Problem:
Restate the listing below word for word, pictures excluded.

***** Exercise material *****

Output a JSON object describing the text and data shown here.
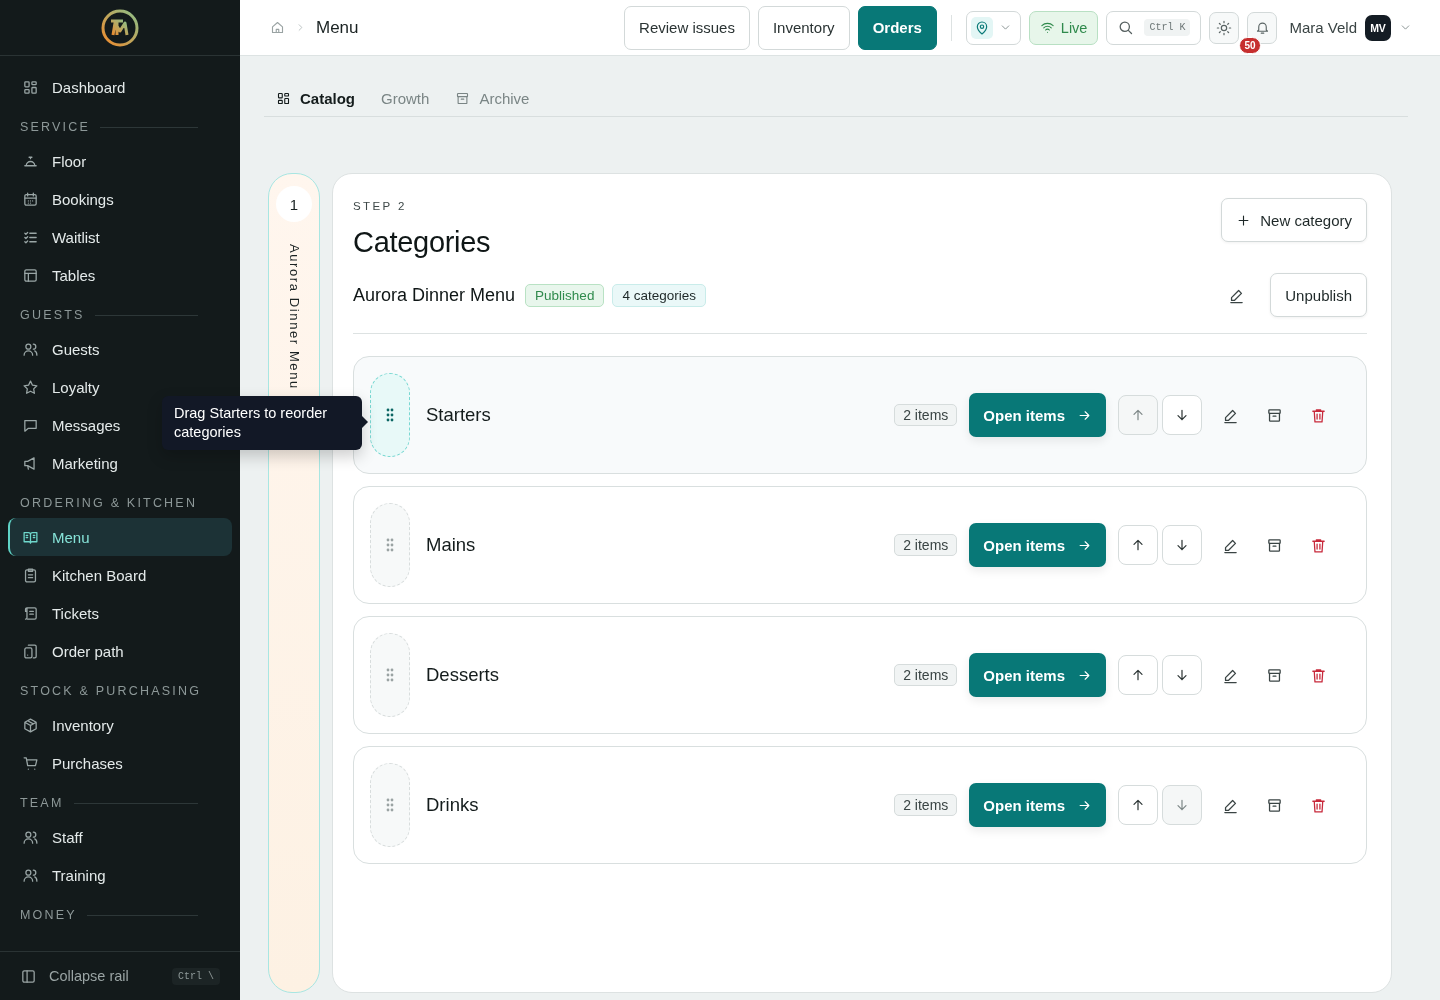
{
  "sidebar": {
    "nav": [
      {
        "kind": "item",
        "label": "Dashboard",
        "selected": false
      },
      {
        "kind": "heading",
        "label": "SERVICE"
      },
      {
        "kind": "item",
        "label": "Floor",
        "selected": false
      },
      {
        "kind": "item",
        "label": "Bookings",
        "selected": false
      },
      {
        "kind": "item",
        "label": "Waitlist",
        "selected": false
      },
      {
        "kind": "item",
        "label": "Tables",
        "selected": false
      },
      {
        "kind": "heading",
        "label": "GUESTS"
      },
      {
        "kind": "item",
        "label": "Guests",
        "selected": false
      },
      {
        "kind": "item",
        "label": "Loyalty",
        "selected": false
      },
      {
        "kind": "item",
        "label": "Messages",
        "selected": false
      },
      {
        "kind": "item",
        "label": "Marketing",
        "selected": false
      },
      {
        "kind": "heading",
        "label": "ORDERING & KITCHEN"
      },
      {
        "kind": "item",
        "label": "Menu",
        "selected": true
      },
      {
        "kind": "item",
        "label": "Kitchen Board",
        "selected": false
      },
      {
        "kind": "item",
        "label": "Tickets",
        "selected": false
      },
      {
        "kind": "item",
        "label": "Order path",
        "selected": false
      },
      {
        "kind": "heading",
        "label": "STOCK & PURCHASING"
      },
      {
        "kind": "item",
        "label": "Inventory",
        "selected": false
      },
      {
        "kind": "item",
        "label": "Purchases",
        "selected": false
      },
      {
        "kind": "heading",
        "label": "TEAM"
      },
      {
        "kind": "item",
        "label": "Staff",
        "selected": false
      },
      {
        "kind": "item",
        "label": "Training",
        "selected": false
      },
      {
        "kind": "heading",
        "label": "MONEY"
      }
    ],
    "footer": {
      "label": "Collapse rail",
      "shortcut": "Ctrl \\"
    }
  },
  "topbar": {
    "breadcrumb": "Menu",
    "actions": [
      {
        "label": "Review issues",
        "kind": "outline"
      },
      {
        "label": "Inventory",
        "kind": "outline"
      },
      {
        "label": "Orders",
        "kind": "primary"
      }
    ],
    "live": "Live",
    "search_shortcut": "Ctrl K",
    "notifications": "50",
    "user": {
      "name": "Mara Veld",
      "initials": "MV"
    }
  },
  "tabs": [
    {
      "label": "Catalog",
      "selected": true
    },
    {
      "label": "Growth",
      "selected": false
    },
    {
      "label": "Archive",
      "selected": false
    }
  ],
  "step_rail": {
    "number": "1",
    "label": "Aurora Dinner Menu"
  },
  "card": {
    "step": "STEP 2",
    "title": "Categories",
    "new_button": "New category",
    "menu": {
      "name": "Aurora Dinner Menu",
      "status": "Published",
      "count": "4 categories",
      "unpublish": "Unpublish"
    },
    "categories": [
      {
        "name": "Starters",
        "count": "2 items",
        "open": "Open items",
        "selected": true,
        "can_move_up": false,
        "can_move_down": true
      },
      {
        "name": "Mains",
        "count": "2 items",
        "open": "Open items",
        "selected": false,
        "can_move_up": true,
        "can_move_down": true
      },
      {
        "name": "Desserts",
        "count": "2 items",
        "open": "Open items",
        "selected": false,
        "can_move_up": true,
        "can_move_down": true
      },
      {
        "name": "Drinks",
        "count": "2 items",
        "open": "Open items",
        "selected": false,
        "can_move_up": true,
        "can_move_down": false
      }
    ]
  },
  "tooltip": "Drag Starters to reorder categories"
}
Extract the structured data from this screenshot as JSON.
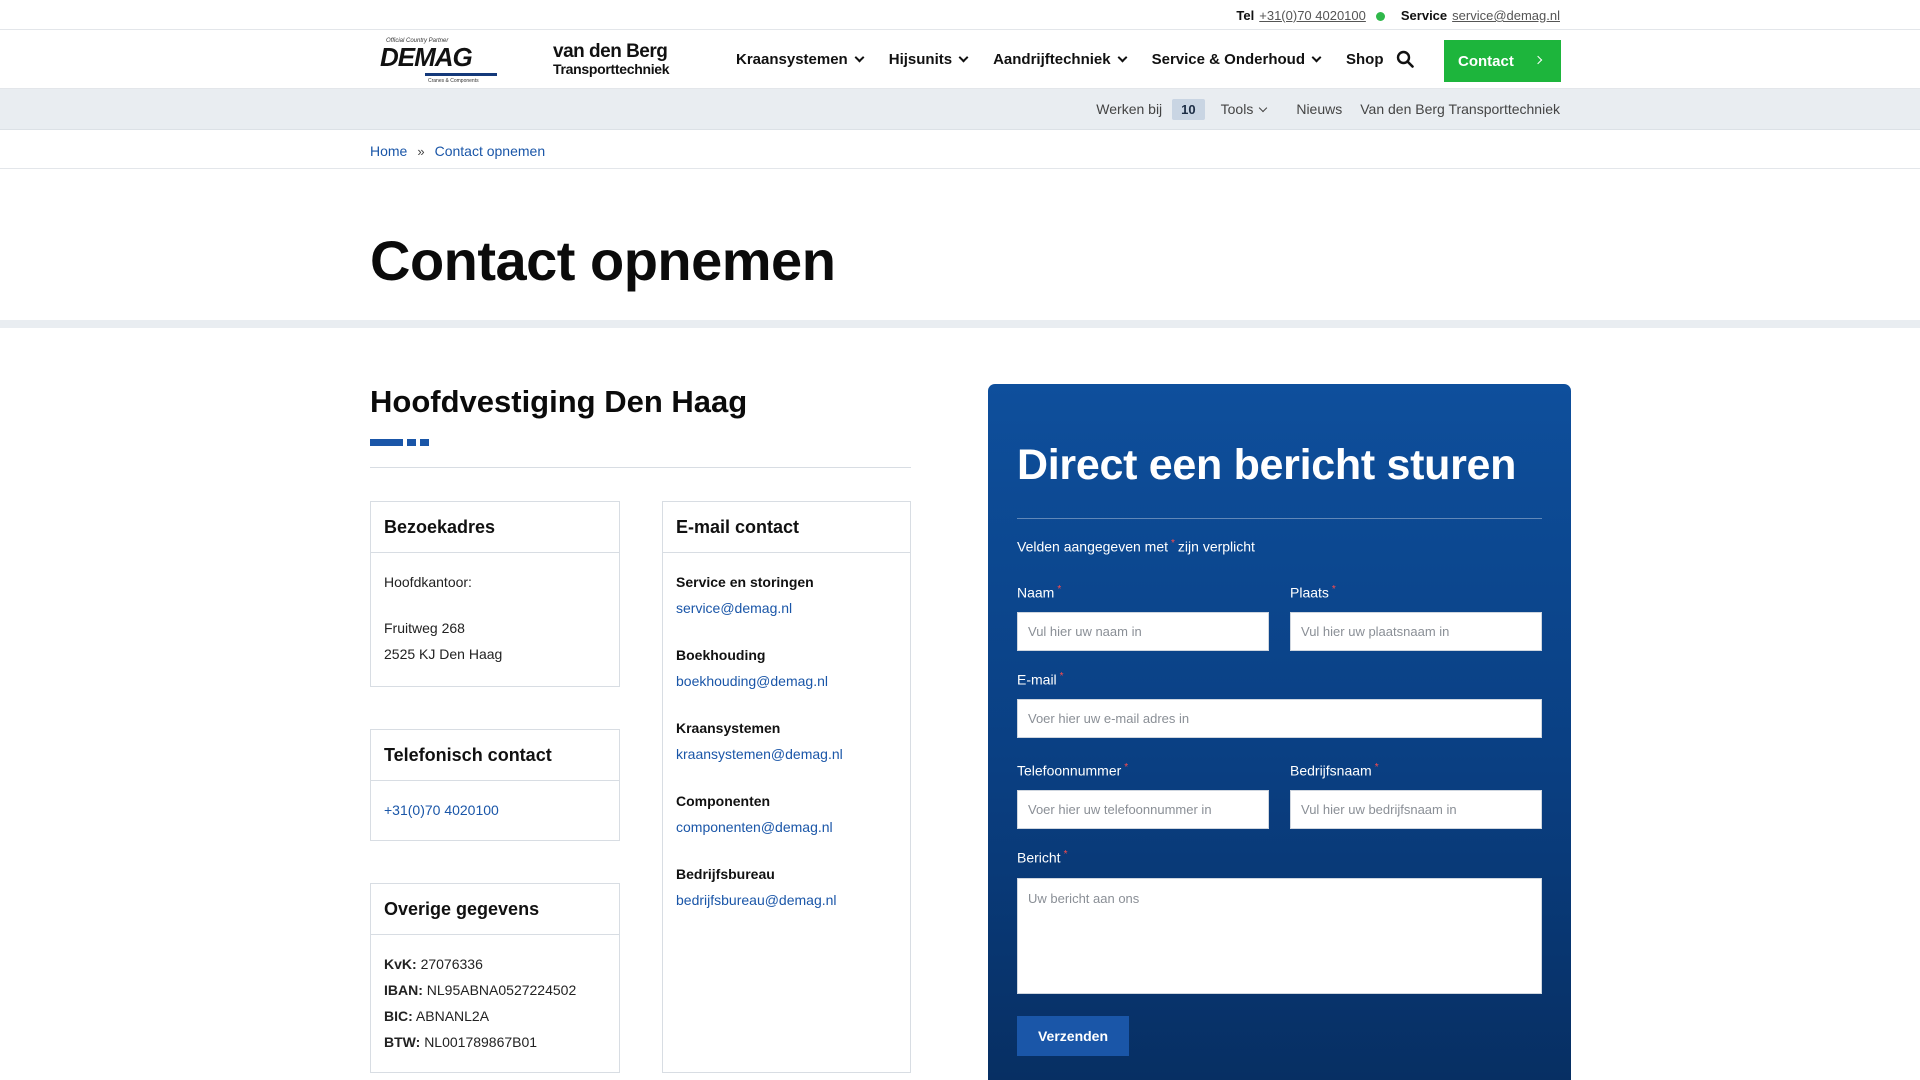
{
  "topbar": {
    "tel_label": "Tel",
    "tel_value": "+31(0)70 4020100",
    "service_label": "Service",
    "service_value": "service@demag.nl",
    "status_color": "#2fb84a"
  },
  "header": {
    "logo_demag": {
      "partner": "Official Country Partner",
      "word": "DEMAG",
      "sub": "Cranes & Components"
    },
    "logo_vdb": {
      "line1": "van den Berg",
      "line2": "Transporttechniek"
    },
    "nav": [
      {
        "label": "Kraansystemen",
        "dropdown": true
      },
      {
        "label": "Hijsunits",
        "dropdown": true
      },
      {
        "label": "Aandrijftechniek",
        "dropdown": true
      },
      {
        "label": "Service & Onderhoud",
        "dropdown": true
      },
      {
        "label": "Shop",
        "dropdown": false
      }
    ],
    "search_icon": "search-icon",
    "contact_button": "Contact",
    "accent_green": "#1db53c"
  },
  "subnav": {
    "werken_bij": "Werken bij",
    "werken_badge": "10",
    "tools": "Tools",
    "nieuws": "Nieuws",
    "vdb": "Van den Berg Transporttechniek"
  },
  "breadcrumb": {
    "home": "Home",
    "current": "Contact opnemen"
  },
  "page_title": "Contact opnemen",
  "hq": {
    "title": "Hoofdvestiging Den Haag",
    "visit": {
      "title": "Bezoekadres",
      "office": "Hoofdkantoor:",
      "street": "Fruitweg 268",
      "city": "2525 KJ Den Haag"
    },
    "phone": {
      "title": "Telefonisch contact",
      "number": "+31(0)70 4020100"
    },
    "other": {
      "title": "Overige gegevens",
      "rows": [
        {
          "label": "KvK:",
          "value": "27076336"
        },
        {
          "label": "IBAN:",
          "value": "NL95ABNA0527224502"
        },
        {
          "label": "BIC:",
          "value": "ABNANL2A"
        },
        {
          "label": "BTW:",
          "value": "NL001789867B01"
        }
      ]
    },
    "email": {
      "title": "E-mail contact",
      "groups": [
        {
          "title": "Service en storingen",
          "email": "service@demag.nl"
        },
        {
          "title": "Boekhouding",
          "email": "boekhouding@demag.nl"
        },
        {
          "title": "Kraansystemen",
          "email": "kraansystemen@demag.nl"
        },
        {
          "title": "Componenten",
          "email": "componenten@demag.nl"
        },
        {
          "title": "Bedrijfsbureau",
          "email": "bedrijfsbureau@demag.nl"
        }
      ]
    }
  },
  "form": {
    "title": "Direct een bericht sturen",
    "note_before": "Velden aangegeven met",
    "note_after": "zijn verplicht",
    "required_mark": "*",
    "fields": {
      "naam": {
        "label": "Naam",
        "placeholder": "Vul hier uw naam in"
      },
      "plaats": {
        "label": "Plaats",
        "placeholder": "Vul hier uw plaatsnaam in"
      },
      "email": {
        "label": "E-mail",
        "placeholder": "Voer hier uw e-mail adres in"
      },
      "telefoon": {
        "label": "Telefoonnummer",
        "placeholder": "Voer hier uw telefoonnummer in"
      },
      "bedrijf": {
        "label": "Bedrijfsnaam",
        "placeholder": "Vul hier uw bedrijfsnaam in"
      },
      "bericht": {
        "label": "Bericht",
        "placeholder": "Uw bericht aan ons"
      }
    },
    "submit": "Verzenden",
    "panel_color": "#0e4f9c"
  }
}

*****

Expected answer:
Output a JSON object describing the text and data shown here.
{
  "sidebar": {
    "nav": [
      {
        "kind": "item",
        "label": "Dashboard",
        "selected": false
      },
      {
        "kind": "heading",
        "label": "SERVICE"
      },
      {
        "kind": "item",
        "label": "Floor",
        "selected": false
      },
      {
        "kind": "item",
        "label": "Bookings",
        "selected": false
      },
      {
        "kind": "item",
        "label": "Waitlist",
        "selected": false
      },
      {
        "kind": "item",
        "label": "Tables",
        "selected": false
      },
      {
        "kind": "heading",
        "label": "GUESTS"
      },
      {
        "kind": "item",
        "label": "Guests",
        "selected": false
      },
      {
        "kind": "item",
        "label": "Loyalty",
        "selected": false
      },
      {
        "kind": "item",
        "label": "Messages",
        "selected": false
      },
      {
        "kind": "item",
        "label": "Marketing",
        "selected": false
      },
      {
        "kind": "heading",
        "label": "ORDERING & KITCHEN"
      },
      {
        "kind": "item",
        "label": "Menu",
        "selected": true
      },
      {
        "kind": "item",
        "label": "Kitchen Board",
        "selected": false
      },
      {
        "kind": "item",
        "label": "Tickets",
        "selected": false
      },
      {
        "kind": "item",
        "label": "Order path",
        "selected": false
      },
      {
        "kind": "heading",
        "label": "STOCK & PURCHASING"
      },
      {
        "kind": "item",
        "label": "Inventory",
        "selected": false
      },
      {
        "kind": "item",
        "label": "Purchases",
        "selected": false
      },
      {
        "kind": "heading",
        "label": "TEAM"
      },
      {
        "kind": "item",
        "label": "Staff",
        "selected": false
      },
      {
        "kind": "item",
        "label": "Training",
        "selected": false
      },
      {
        "kind": "heading",
        "label": "MONEY"
      }
    ],
    "footer": {
      "label": "Collapse rail",
      "shortcut": "Ctrl \\"
    }
  },
  "topbar": {
    "breadcrumb": "Menu",
    "actions": [
      {
        "label": "Review issues",
        "kind": "outline"
      },
      {
        "label": "Inventory",
        "kind": "outline"
      },
      {
        "label": "Orders",
        "kind": "primary"
      }
    ],
    "live": "Live",
    "search_shortcut": "Ctrl K",
    "notifications": "50",
    "user": {
      "name": "Mara Veld",
      "initials": "MV"
    }
  },
  "tabs": [
    {
      "label": "Catalog",
      "selected": true
    },
    {
      "label": "Growth",
      "selected": false
    },
    {
      "label": "Archive",
      "selected": false
    }
  ],
  "step_rail": {
    "number": "1",
    "label": "Aurora Dinner Menu"
  },
  "card": {
    "step": "STEP 2",
    "title": "Categories",
    "new_button": "New category",
    "menu": {
      "name": "Aurora Dinner Menu",
      "status": "Published",
      "count": "4 categories",
      "unpublish": "Unpublish"
    },
    "categories": [
      {
        "name": "Starters",
        "count": "2 items",
        "open": "Open items",
        "selected": true,
        "can_move_up": false,
        "can_move_down": true
      },
      {
        "name": "Mains",
        "count": "2 items",
        "open": "Open items",
        "selected": false,
        "can_move_up": true,
        "can_move_down": true
      },
      {
        "name": "Desserts",
        "count": "2 items",
        "open": "Open items",
        "selected": false,
        "can_move_up": true,
        "can_move_down": true
      },
      {
        "name": "Drinks",
        "count": "2 items",
        "open": "Open items",
        "selected": false,
        "can_move_up": true,
        "can_move_down": false
      }
    ]
  },
  "tooltip": "Drag Starters to reorder categories"
}
Extract the structured data from this screenshot as JSON.
{
  "topbar": {
    "tel_label": "Tel",
    "tel_value": "+31(0)70 4020100",
    "service_label": "Service",
    "service_value": "service@demag.nl",
    "status_color": "#2fb84a"
  },
  "header": {
    "logo_demag": {
      "partner": "Official Country Partner",
      "word": "DEMAG",
      "sub": "Cranes & Components"
    },
    "logo_vdb": {
      "line1": "van den Berg",
      "line2": "Transporttechniek"
    },
    "nav": [
      {
        "label": "Kraansystemen",
        "dropdown": true
      },
      {
        "label": "Hijsunits",
        "dropdown": true
      },
      {
        "label": "Aandrijftechniek",
        "dropdown": true
      },
      {
        "label": "Service & Onderhoud",
        "dropdown": true
      },
      {
        "label": "Shop",
        "dropdown": false
      }
    ],
    "search_icon": "search-icon",
    "contact_button": "Contact",
    "accent_green": "#1db53c"
  },
  "subnav": {
    "werken_bij": "Werken bij",
    "werken_badge": "10",
    "tools": "Tools",
    "nieuws": "Nieuws",
    "vdb": "Van den Berg Transporttechniek"
  },
  "breadcrumb": {
    "home": "Home",
    "current": "Contact opnemen"
  },
  "page_title": "Contact opnemen",
  "hq": {
    "title": "Hoofdvestiging Den Haag",
    "visit": {
      "title": "Bezoekadres",
      "office": "Hoofdkantoor:",
      "street": "Fruitweg 268",
      "city": "2525 KJ Den Haag"
    },
    "phone": {
      "title": "Telefonisch contact",
      "number": "+31(0)70 4020100"
    },
    "other": {
      "title": "Overige gegevens",
      "rows": [
        {
          "label": "KvK:",
          "value": "27076336"
        },
        {
          "label": "IBAN:",
          "value": "NL95ABNA0527224502"
        },
        {
          "label": "BIC:",
          "value": "ABNANL2A"
        },
        {
          "label": "BTW:",
          "value": "NL001789867B01"
        }
      ]
    },
    "email": {
      "title": "E-mail contact",
      "groups": [
        {
          "title": "Service en storingen",
          "email": "service@demag.nl"
        },
        {
          "title": "Boekhouding",
          "email": "boekhouding@demag.nl"
        },
        {
          "title": "Kraansystemen",
          "email": "kraansystemen@demag.nl"
        },
        {
          "title": "Componenten",
          "email": "componenten@demag.nl"
        },
        {
          "title": "Bedrijfsbureau",
          "email": "bedrijfsbureau@demag.nl"
        }
      ]
    }
  },
  "form": {
    "title": "Direct een bericht sturen",
    "note_before": "Velden aangegeven met",
    "note_after": "zijn verplicht",
    "required_mark": "*",
    "fields": {
      "naam": {
        "label": "Naam",
        "placeholder": "Vul hier uw naam in"
      },
      "plaats": {
        "label": "Plaats",
        "placeholder": "Vul hier uw plaatsnaam in"
      },
      "email": {
        "label": "E-mail",
        "placeholder": "Voer hier uw e-mail adres in"
      },
      "telefoon": {
        "label": "Telefoonnummer",
        "placeholder": "Voer hier uw telefoonnummer in"
      },
      "bedrijf": {
        "label": "Bedrijfsnaam",
        "placeholder": "Vul hier uw bedrijfsnaam in"
      },
      "bericht": {
        "label": "Bericht",
        "placeholder": "Uw bericht aan ons"
      }
    },
    "submit": "Verzenden",
    "panel_color": "#0e4f9c"
  }
}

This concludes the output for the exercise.